▸ **Data shown**:
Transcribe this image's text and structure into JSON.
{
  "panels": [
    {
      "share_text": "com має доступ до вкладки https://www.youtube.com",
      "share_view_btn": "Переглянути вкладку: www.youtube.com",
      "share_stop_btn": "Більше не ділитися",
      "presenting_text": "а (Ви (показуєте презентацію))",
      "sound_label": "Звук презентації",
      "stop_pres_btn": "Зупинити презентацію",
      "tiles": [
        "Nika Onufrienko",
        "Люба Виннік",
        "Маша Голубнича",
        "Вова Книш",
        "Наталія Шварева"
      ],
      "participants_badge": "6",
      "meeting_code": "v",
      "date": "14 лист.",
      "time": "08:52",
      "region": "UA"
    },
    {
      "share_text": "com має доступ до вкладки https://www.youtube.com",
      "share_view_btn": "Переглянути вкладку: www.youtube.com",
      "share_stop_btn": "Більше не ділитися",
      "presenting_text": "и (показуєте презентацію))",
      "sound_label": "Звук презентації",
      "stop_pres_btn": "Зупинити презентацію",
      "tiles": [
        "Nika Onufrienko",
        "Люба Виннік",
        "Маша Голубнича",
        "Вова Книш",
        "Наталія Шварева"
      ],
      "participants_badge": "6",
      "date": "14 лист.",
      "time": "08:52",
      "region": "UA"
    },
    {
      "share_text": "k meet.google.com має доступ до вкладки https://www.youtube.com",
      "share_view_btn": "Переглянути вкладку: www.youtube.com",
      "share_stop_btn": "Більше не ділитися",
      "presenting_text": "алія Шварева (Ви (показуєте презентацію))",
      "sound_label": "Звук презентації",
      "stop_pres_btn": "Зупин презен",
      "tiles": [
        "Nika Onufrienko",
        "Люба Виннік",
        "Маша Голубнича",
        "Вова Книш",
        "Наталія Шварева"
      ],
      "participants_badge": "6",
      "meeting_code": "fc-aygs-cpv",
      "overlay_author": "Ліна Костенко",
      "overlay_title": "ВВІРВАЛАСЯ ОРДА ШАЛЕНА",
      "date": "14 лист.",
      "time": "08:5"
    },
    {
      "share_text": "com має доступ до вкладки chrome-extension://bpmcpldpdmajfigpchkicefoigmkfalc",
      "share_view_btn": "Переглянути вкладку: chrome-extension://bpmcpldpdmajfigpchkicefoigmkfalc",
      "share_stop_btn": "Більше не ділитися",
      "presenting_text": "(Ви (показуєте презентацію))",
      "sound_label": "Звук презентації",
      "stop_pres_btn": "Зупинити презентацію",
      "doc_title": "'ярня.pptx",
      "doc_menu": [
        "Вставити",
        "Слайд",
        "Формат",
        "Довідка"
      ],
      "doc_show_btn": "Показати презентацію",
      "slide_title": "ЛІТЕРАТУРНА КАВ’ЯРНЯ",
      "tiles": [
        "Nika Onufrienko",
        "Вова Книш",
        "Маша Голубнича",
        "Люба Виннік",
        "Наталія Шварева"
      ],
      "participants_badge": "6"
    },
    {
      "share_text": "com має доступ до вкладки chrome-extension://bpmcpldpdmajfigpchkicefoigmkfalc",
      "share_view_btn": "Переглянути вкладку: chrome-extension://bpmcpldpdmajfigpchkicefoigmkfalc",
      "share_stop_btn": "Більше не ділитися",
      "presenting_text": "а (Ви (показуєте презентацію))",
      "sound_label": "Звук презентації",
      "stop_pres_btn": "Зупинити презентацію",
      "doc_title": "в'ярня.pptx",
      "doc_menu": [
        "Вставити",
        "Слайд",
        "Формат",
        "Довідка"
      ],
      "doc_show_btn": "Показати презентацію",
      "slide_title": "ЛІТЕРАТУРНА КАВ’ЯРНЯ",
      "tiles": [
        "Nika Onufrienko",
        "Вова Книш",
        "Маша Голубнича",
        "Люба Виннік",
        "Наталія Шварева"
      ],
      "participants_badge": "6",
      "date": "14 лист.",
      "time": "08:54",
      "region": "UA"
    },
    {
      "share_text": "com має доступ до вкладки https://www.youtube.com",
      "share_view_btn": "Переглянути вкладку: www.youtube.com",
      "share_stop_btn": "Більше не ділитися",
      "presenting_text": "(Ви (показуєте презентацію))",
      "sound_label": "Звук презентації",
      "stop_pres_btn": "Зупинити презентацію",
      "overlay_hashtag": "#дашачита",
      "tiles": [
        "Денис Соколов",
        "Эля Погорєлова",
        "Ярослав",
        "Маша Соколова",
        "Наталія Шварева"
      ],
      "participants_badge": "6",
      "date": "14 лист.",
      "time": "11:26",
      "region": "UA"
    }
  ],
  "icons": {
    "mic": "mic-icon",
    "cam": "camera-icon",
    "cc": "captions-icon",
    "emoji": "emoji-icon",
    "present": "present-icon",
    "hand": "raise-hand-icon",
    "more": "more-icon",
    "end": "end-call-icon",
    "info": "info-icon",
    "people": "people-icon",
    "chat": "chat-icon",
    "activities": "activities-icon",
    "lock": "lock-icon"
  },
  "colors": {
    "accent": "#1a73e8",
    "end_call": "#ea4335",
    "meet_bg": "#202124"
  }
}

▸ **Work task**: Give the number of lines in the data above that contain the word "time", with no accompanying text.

▸ **Solution to this task**: 5